After this latest round of research into the Genesis story, it seems unlikely that the original Garden of Eden, if such a thing truly existed, was anywhere near the Near East. Kingship was imported rather abruptly into the Near East from someplace else. It was such a radical event for this region that in Genesis it is depicted as a new creatiion - a repetition of a far earlier event.
If the "Out of Africa" theory is correct, then mankind originated in the heart of Africa over 200,000 years ago. I'm not convinced that this theory is correct (for example, why couldn't there have been multiple Adam's/Eve's with identical mtDNA?), but it would at least be interesting to look for a candidate spot in the interior of that continent. Africa has experienced such radical climate change that it might be futile to attempt such a study.

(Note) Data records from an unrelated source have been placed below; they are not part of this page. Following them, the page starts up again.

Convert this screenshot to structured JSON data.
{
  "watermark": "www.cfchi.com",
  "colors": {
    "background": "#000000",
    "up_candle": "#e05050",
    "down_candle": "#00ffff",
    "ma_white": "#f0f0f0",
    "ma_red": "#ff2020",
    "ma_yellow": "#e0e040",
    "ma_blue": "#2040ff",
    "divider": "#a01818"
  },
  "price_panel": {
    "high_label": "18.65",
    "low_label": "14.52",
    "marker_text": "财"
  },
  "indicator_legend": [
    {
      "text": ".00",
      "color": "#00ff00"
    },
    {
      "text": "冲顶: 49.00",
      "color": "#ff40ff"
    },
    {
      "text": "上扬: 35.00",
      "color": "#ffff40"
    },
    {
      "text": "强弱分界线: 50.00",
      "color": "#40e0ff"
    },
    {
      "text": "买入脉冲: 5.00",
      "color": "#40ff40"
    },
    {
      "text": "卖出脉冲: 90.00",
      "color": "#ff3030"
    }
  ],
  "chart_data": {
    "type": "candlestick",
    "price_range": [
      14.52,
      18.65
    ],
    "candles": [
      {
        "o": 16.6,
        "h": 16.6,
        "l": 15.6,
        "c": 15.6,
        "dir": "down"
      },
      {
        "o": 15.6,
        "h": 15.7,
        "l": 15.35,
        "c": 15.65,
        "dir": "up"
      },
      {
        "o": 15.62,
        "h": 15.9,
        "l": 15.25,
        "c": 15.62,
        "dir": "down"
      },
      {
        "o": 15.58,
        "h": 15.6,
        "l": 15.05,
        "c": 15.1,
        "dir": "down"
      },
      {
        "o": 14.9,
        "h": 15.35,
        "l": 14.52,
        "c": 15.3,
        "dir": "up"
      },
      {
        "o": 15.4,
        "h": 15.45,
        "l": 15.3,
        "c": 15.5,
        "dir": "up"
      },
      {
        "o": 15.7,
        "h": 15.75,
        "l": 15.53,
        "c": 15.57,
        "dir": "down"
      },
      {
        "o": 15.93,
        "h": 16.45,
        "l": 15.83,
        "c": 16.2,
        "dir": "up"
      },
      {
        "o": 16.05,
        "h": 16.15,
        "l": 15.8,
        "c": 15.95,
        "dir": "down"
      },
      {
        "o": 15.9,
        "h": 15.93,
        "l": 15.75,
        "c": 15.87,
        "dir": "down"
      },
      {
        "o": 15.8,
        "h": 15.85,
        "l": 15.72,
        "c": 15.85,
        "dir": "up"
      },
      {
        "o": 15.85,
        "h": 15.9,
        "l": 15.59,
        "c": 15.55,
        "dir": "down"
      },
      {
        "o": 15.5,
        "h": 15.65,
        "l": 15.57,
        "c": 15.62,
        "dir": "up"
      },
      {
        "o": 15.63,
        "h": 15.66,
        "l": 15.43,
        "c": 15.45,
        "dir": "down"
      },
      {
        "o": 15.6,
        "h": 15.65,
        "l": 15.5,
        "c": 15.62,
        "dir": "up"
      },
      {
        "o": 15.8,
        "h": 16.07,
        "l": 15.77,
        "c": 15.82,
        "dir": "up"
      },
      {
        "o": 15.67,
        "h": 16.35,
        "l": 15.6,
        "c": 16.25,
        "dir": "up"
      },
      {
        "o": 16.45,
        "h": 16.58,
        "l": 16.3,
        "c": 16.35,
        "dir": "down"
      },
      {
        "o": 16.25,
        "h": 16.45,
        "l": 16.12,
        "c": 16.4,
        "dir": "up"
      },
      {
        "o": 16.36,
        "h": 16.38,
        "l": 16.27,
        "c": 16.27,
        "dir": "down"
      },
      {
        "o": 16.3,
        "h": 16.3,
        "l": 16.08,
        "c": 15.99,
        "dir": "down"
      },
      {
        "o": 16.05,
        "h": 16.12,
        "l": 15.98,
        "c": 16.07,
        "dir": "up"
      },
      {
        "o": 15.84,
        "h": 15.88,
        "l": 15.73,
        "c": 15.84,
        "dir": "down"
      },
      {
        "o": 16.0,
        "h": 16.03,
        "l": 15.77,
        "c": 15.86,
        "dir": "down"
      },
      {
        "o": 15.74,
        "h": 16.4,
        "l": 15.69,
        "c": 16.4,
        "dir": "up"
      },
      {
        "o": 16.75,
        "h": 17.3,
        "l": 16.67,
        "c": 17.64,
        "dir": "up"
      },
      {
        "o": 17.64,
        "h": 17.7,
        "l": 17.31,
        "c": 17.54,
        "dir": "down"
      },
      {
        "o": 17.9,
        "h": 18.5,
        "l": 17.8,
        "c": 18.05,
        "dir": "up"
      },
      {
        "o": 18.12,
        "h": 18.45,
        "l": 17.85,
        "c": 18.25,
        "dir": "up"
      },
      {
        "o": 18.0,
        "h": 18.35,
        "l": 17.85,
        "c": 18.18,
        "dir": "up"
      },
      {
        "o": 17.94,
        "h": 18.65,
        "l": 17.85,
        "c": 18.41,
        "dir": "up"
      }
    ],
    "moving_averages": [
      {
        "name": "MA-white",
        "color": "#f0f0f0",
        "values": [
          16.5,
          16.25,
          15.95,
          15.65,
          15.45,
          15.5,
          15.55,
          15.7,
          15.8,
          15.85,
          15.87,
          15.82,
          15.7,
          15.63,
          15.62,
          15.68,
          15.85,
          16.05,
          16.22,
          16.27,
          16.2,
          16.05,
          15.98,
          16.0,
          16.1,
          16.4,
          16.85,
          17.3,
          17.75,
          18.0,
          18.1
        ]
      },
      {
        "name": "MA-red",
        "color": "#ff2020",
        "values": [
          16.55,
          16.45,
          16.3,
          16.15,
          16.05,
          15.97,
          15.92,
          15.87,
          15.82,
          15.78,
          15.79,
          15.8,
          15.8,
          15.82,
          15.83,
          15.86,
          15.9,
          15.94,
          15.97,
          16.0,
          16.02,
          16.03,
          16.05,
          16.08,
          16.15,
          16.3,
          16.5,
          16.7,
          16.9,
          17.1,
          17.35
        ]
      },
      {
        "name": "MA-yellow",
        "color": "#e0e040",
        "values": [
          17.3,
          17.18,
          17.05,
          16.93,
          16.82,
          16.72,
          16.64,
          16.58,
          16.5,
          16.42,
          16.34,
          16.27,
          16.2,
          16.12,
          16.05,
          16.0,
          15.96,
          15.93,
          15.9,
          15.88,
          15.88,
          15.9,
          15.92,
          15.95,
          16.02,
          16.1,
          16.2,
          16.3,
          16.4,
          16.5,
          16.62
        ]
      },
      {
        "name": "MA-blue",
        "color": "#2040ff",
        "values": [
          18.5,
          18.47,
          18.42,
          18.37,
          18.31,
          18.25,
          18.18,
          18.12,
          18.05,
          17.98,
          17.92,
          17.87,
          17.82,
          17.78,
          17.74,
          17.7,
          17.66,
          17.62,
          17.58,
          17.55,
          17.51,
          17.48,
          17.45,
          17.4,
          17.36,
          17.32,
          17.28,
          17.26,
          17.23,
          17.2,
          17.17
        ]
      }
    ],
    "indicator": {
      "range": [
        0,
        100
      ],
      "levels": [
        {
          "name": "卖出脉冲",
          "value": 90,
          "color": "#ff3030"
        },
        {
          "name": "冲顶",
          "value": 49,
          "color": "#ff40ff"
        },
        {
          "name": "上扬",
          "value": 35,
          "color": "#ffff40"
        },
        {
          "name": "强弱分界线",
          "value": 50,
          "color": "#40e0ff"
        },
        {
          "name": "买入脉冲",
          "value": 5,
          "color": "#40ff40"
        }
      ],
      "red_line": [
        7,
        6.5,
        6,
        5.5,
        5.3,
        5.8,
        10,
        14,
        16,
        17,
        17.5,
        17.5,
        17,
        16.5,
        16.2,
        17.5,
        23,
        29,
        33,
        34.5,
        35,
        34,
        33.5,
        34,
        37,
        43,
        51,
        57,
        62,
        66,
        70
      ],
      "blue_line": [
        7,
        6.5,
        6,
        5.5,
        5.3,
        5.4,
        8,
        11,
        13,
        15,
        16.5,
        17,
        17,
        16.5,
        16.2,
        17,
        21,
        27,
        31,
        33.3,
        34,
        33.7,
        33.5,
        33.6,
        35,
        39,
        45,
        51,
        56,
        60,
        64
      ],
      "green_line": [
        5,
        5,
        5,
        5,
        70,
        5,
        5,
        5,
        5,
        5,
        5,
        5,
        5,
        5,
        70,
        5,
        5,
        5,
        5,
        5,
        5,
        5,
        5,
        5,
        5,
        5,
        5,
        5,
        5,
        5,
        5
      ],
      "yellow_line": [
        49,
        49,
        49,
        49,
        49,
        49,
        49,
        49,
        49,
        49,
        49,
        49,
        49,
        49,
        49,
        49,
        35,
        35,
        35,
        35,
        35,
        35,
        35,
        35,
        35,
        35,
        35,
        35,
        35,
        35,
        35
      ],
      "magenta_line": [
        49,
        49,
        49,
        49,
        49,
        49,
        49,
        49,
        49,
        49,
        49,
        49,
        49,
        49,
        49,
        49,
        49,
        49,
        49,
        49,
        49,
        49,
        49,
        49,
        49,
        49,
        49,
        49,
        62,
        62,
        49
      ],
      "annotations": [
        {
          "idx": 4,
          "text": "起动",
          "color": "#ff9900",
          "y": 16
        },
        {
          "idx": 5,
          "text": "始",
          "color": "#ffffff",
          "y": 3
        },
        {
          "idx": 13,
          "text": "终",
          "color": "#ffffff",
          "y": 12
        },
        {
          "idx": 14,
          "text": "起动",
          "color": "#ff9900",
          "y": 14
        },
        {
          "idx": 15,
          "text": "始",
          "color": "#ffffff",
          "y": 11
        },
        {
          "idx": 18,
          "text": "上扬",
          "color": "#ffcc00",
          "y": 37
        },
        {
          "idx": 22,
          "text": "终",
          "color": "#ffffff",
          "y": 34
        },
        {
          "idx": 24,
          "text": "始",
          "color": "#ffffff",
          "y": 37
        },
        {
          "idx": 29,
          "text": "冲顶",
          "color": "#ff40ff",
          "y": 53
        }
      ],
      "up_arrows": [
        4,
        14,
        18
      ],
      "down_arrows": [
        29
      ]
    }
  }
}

I was brainstorming last night, and wondered whether the entire planet itself was the Garden of Eden and the four rivers were cosmic rivers that bring their life-giving elements. This occurred to me after reading the translation of Genesis by Fabre d'Olivet in "The Hebraic Tongue Restored". So, I'm sure this is not an original thought.
Regarding Akhenaten, each new generation and especially each new dynasty of the ancient royal family replayed the mythic cycle. I have not read Ralph's new book, but it wouldn't surprise me to find evidence that Akhenaten decided to assume the role of a new Adam, a "repetition of births" in Egyptian terms. Amarna/Akhet-aten was intended to be something of a Paradise, and certainly a place where things went terrible wrong and Akhenaten was unceremoniously kicked out.
In Part III of my book, I presented evidence that Akhenaten was known in Babylon as Nebuchadrezzar (the first, not the more famous second). So, it appears that he was playing out his assumed role both in Egypt and at the more expected location of Babylon in Mesopotamia.
© Charles N. Pope, US Library of Congress. All rights reserved.